4. Wonders of His Creation.
As we wander on the land and around the world, we are exposed to the magnificence and beauty of our Creator. The varied skin tones, facial features, accents, physical geography, colors of nature, the sky, nighttime views, other creatures, and a lot more. Provoking our children to ponder over these signs can help teach them God-consciousness and also acknowledge how Allah has designed everything for a purpose and for reasons best known to Him only.
5. An Attitude of Gratitude.
Some unpleasant experiences can also serve as valuable teaching lessons. For instance, one may find that the street food in your destination has a pungent smell which makes you not want to eat anything from there at all. Or the poor sanitary hygiene in a small village area can be off-putting. These instances remind us that we must learn to appreciate and be thankful for access to good food and nutrition, pleasant living conditions, and a religion that prioritizes cleanliness.
6. Maintaining a Travel Journal.
This can be a fun and productive way to let the kids organize their travel memories. You can purchase a journal for each member of the family. Younger children can be encouraged to draw pictures. To help engage kids, let them take photos and you can even use those to compile a travel video when you get back home.
Post-travel, you can sit down together as a family and reflect on all the beautiful memories and jot down the key takeaways. These might be the good things that you observed and would like to adopt in your own day-to-day lives.
7. Making dua.
Along with endless opportunities for learning, parents must be mindful of enlightening children through the lense of Islamic guidance. It is widely believed that the supplications of a traveller are answered by Allah, therefore we are encouraged to make lots of duaas while we are on a journey. There are also some specific duaas for seeking Allah’s protection when we are travelling. Make it a habit to recite these and help your children memorize them as well.
In conclusion, whether it is that you’re travelling back home to visit family or venturing to a new place, remember that things may not go as expected or planned. Don’t be too hard on yourselves or the kids, afterall its not everyday that you get to be together on vacation! So, relax, enjoy, and be safe. Bon Voage!

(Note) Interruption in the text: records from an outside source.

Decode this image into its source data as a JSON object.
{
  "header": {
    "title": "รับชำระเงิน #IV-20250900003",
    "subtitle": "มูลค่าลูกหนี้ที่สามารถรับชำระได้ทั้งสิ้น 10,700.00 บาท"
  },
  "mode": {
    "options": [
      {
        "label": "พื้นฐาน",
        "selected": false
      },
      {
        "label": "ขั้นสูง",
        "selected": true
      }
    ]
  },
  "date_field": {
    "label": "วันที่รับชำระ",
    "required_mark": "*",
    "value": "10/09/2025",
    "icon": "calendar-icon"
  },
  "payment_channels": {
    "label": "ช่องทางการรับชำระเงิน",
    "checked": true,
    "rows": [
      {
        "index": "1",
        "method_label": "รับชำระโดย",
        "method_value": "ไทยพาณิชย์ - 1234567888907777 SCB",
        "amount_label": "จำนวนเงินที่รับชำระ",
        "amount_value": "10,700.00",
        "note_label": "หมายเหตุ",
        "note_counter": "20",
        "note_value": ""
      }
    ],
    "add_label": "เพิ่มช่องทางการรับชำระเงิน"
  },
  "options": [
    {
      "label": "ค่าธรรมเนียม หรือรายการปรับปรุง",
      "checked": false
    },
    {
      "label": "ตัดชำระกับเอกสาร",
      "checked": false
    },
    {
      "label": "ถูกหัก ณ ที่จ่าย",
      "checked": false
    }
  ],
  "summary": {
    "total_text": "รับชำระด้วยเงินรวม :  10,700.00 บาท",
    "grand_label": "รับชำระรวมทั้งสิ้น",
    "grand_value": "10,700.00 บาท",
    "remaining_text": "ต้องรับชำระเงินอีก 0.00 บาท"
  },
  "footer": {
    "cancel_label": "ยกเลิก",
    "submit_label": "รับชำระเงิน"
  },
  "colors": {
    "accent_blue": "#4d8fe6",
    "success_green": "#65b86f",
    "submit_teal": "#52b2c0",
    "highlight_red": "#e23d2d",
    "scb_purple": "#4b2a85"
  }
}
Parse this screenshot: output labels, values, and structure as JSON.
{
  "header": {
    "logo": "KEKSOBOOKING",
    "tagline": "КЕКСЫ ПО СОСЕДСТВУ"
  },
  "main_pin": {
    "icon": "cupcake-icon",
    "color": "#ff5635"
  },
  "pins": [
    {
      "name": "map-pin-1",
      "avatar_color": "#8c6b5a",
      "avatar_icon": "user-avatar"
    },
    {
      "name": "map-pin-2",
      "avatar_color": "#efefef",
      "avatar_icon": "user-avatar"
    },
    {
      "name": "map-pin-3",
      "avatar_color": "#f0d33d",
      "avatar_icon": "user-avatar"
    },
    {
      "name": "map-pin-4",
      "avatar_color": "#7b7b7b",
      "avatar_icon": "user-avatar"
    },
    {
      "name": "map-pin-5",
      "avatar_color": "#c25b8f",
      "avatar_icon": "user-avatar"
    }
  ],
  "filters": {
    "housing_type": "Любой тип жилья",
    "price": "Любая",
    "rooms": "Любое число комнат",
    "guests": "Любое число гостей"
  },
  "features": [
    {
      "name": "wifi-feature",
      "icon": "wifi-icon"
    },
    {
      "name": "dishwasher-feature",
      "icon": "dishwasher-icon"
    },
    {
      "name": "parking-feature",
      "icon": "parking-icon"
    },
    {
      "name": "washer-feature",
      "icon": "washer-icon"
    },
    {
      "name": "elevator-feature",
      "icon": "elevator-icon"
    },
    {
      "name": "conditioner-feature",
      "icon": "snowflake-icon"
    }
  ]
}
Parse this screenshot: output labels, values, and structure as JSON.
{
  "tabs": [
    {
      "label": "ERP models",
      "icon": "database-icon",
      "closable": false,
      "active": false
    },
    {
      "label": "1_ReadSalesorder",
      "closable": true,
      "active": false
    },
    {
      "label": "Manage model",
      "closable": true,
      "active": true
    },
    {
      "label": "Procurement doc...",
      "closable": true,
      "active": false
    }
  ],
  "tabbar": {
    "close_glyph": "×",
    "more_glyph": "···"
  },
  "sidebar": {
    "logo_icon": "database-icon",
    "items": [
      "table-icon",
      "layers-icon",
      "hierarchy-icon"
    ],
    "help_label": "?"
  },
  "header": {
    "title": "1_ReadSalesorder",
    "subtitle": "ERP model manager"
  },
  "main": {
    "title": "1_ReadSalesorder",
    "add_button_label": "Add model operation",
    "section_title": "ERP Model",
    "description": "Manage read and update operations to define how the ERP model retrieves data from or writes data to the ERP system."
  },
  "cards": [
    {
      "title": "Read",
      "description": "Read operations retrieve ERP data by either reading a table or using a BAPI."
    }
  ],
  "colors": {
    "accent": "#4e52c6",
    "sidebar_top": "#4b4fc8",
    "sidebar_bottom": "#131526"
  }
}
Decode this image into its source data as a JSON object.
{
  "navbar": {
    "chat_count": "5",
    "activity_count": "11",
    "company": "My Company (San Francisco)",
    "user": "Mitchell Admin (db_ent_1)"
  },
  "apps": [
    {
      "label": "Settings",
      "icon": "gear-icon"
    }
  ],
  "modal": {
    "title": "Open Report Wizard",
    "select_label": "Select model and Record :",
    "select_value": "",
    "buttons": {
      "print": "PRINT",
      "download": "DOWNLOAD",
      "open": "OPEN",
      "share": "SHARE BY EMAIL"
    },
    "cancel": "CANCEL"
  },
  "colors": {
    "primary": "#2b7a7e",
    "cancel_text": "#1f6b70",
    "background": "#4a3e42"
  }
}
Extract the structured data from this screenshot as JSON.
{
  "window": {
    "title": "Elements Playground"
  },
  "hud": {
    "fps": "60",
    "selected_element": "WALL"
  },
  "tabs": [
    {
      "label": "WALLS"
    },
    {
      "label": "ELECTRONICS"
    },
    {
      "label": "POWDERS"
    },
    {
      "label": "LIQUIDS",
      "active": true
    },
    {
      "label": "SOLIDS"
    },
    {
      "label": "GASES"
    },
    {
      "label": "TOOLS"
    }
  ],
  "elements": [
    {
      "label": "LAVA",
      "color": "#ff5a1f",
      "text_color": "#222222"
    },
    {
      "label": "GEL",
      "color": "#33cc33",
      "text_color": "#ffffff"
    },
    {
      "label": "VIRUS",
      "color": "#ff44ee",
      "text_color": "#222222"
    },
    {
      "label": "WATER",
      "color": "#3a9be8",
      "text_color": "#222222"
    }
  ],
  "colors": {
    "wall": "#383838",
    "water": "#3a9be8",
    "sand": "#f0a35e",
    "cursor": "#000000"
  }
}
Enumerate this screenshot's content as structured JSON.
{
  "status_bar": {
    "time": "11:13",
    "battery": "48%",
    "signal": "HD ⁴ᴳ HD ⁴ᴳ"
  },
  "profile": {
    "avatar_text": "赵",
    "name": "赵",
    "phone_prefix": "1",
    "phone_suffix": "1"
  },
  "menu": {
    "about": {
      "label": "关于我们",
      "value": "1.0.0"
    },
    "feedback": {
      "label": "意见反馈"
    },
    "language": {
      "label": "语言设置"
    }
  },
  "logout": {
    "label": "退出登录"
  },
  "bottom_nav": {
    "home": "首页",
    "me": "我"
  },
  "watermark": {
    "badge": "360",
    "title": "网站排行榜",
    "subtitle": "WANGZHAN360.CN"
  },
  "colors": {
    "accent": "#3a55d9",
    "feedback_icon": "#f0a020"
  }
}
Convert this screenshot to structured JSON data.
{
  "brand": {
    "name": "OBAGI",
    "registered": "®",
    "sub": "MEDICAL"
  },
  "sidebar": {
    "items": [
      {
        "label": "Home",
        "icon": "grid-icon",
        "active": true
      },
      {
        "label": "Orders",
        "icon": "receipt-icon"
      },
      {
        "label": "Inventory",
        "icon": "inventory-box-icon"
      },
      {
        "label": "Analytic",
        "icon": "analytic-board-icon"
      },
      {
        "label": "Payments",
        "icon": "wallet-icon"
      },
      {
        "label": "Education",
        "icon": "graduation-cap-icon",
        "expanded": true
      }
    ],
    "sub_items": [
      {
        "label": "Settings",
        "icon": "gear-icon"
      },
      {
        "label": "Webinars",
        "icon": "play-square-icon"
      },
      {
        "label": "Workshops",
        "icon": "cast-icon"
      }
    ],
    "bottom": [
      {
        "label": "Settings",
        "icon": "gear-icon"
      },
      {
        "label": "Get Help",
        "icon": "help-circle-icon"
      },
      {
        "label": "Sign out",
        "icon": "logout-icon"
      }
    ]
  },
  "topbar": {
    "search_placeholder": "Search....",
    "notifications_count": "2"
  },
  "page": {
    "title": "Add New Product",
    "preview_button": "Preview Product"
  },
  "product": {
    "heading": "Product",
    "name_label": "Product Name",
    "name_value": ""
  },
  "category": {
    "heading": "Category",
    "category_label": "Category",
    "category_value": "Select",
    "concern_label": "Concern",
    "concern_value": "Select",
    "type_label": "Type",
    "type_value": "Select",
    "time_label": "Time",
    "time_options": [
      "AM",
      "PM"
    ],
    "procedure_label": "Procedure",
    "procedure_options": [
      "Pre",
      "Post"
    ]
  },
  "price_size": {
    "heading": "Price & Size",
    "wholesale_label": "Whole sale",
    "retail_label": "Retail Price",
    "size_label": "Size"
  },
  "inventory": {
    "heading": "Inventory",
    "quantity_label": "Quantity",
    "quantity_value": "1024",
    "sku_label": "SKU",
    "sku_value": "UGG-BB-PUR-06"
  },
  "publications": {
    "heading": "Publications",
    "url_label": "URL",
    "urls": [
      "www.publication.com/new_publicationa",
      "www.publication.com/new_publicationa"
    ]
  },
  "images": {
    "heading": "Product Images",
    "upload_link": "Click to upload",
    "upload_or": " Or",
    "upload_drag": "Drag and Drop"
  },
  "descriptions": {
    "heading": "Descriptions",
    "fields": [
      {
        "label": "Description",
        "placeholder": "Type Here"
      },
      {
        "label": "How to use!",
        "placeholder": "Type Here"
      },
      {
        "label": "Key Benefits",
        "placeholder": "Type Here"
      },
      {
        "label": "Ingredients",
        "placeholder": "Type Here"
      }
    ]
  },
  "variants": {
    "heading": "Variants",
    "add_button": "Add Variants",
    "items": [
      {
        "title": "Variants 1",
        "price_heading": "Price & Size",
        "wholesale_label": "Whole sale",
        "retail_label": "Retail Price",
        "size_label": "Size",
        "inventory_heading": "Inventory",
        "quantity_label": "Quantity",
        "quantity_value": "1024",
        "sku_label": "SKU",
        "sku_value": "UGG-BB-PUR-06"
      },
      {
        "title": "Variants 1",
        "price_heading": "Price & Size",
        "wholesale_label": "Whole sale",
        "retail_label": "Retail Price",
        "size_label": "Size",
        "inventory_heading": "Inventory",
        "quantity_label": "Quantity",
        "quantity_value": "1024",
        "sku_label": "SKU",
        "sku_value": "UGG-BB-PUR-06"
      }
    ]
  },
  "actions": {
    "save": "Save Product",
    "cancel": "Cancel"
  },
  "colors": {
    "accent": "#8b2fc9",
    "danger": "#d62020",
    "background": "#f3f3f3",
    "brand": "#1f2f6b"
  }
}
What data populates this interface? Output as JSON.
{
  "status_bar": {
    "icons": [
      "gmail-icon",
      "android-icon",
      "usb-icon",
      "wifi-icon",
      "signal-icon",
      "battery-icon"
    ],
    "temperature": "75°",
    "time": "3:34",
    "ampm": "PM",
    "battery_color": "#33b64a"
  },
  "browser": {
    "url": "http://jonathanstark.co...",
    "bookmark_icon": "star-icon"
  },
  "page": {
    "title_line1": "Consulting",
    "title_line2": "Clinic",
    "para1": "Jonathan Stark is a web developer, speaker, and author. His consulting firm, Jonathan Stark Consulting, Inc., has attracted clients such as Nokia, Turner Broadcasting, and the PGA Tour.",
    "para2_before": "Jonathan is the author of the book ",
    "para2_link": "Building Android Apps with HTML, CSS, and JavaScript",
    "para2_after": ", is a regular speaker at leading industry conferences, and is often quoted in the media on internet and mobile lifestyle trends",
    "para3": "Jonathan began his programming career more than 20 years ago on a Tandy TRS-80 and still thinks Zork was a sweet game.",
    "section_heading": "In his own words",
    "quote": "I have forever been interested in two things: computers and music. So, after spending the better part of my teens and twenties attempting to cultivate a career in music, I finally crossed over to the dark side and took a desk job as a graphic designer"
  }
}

Umm Ahmed is an early childhood educator and mother of three boys. Always on the quest to learn, she is passionate about seeking knowledge and passing it on to others. A writer in the making, she draws inspiration through deep conversations, laws of nature, and her own children. She and her family are currently living in Abu Dhabi,